Summer reading list.

As of 7/14/12

Read so far:

  • The Man Without a face: the unlikely rise of Vladimir Putin, Masha Gassen
  • Reborn, Journals and Notebooks 1947-1963, Susan Sontag
  • Leading Teams, J. Richard Hackman
  • Love’s Body, Norman O. Brown
  • Law in America: A Short History, Lawrence Friedman
  • Drift: The Unmooring of American Military Power, Rachel Maddow
  • Phenomenology of spirit, Hegel
  • Ender’s Game (Ender, Book 1), Orson Scott Card
  • Common Sense Economics, James G. Gwartney et al.
  • The Road to Serfdom, F.A. Hayek


  • Our Divided Political Heart, E.J. Dionne
  • The Idiot, Fyodor Dostoyevsky
  • Bleak House, Dickens
  • On Suicide, Durkeim
  • Milton’s Paradise Lost
  • The Waste Land, T.S. Eliot and a guide for the poem by Nacy K. Gish
  • In America, Susan Sontag
  • A failure of capitalism : the crisis of ’08 and the descent into depression, Richard Posner
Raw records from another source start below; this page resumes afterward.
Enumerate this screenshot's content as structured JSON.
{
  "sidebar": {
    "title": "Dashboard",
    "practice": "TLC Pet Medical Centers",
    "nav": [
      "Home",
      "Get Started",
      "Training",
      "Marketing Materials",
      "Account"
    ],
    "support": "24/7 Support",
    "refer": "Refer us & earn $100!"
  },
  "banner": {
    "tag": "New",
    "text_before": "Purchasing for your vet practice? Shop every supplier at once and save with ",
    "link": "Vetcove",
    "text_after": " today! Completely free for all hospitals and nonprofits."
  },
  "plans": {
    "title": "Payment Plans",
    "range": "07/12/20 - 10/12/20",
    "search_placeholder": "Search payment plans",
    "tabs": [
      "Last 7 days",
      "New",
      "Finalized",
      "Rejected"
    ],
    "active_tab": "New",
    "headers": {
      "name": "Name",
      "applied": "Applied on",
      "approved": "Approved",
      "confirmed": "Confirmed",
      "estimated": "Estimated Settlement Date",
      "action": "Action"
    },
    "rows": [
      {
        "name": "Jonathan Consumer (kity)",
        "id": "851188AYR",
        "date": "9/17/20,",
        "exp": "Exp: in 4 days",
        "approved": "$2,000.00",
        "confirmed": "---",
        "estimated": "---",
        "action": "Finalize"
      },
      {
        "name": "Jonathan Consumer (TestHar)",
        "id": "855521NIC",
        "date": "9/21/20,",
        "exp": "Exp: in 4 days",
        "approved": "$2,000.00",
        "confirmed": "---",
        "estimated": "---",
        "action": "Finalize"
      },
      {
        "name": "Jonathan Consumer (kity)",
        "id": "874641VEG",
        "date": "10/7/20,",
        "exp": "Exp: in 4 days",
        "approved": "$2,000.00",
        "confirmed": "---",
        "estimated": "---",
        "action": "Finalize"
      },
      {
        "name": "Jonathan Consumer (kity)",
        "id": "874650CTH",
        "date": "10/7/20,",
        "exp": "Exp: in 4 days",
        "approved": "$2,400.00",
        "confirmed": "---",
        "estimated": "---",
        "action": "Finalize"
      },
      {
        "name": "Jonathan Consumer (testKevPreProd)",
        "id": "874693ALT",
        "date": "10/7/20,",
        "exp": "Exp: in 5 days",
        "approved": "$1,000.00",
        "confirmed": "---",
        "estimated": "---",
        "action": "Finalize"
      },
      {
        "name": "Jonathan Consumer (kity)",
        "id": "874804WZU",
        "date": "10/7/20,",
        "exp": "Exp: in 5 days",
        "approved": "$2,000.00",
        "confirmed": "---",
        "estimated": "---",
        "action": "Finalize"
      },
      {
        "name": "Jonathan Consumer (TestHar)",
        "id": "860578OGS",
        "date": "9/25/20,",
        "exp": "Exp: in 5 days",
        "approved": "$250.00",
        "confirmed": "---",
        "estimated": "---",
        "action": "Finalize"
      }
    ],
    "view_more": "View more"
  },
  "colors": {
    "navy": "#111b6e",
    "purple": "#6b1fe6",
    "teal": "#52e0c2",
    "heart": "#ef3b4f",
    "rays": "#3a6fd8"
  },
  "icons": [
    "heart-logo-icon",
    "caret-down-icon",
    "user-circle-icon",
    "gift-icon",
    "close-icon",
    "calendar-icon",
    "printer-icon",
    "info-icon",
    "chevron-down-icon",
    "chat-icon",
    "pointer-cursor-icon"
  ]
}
To read:

  • Theory of Moral Sentiments, Adam Smith
  • The Portable Atheist , Christopher Hitchens
  • Hot, Flat and Crowded, Thomas Friedman (re-read)
  • Against Interpretation, Susan Sontag
  • The bottom billion : why the poorest countries are failing and what can be done about it, Paul Collier
  • The Savage Mind, Claude Lévi-Strauss
  • The Second Sex, Simone de Beauvoir
  • Breakout Nations: In Pursuit of the Next Economic Miracles, Rushir Sharma
  • The Nine

Recommendations for fiction, and non-fiction (i.e. East Asian and Middle Eastern politics  and the economy, sociology and anthropology) are welcome with open arms!

The reality is this.

The reality is this.

Think back to the how much of your day you’ve spent living in the present. You must discount the hours you’ve spent reading books, concentrated your attention to the news on the radio and stay glued to the TV as well as the time spent reminiscing about your past (via flicking through Facebook photos etc.) and writing in your agenda about the people you’ll meet tomorrow. Critically speaking, no one has the time nowadays to truly live in the present. To live efficiently we meticulously plan and  mull over our past so that we can live to the fullest. Mottos such as YOLO and carpe diem provoke us to think about the quality and the content of our lives. But then we reach the dilemma of spending our lives planning and contemplating to live better tomorrow instead of living by trial-and-error, spontaneously.

It would be fair to compare this dilemma to the stereotype of the Asian tourists taking pictures of their kids in front of Disney World than letting their children go on the rides because they believe that they will have something tangible to reminisce about when the kids grow older. (I’m not suggesting that this is not come from a personal experience at all, ahem.)

With so many choices and so much information available, it’s easy to get stuck in moments of distress like the one I mentioned above. But that’s when you need to take a moment and step back and think about what your purpose was in the beginning.

I hope all this did not sound too much like a “be true to yourself!” bumper sticker.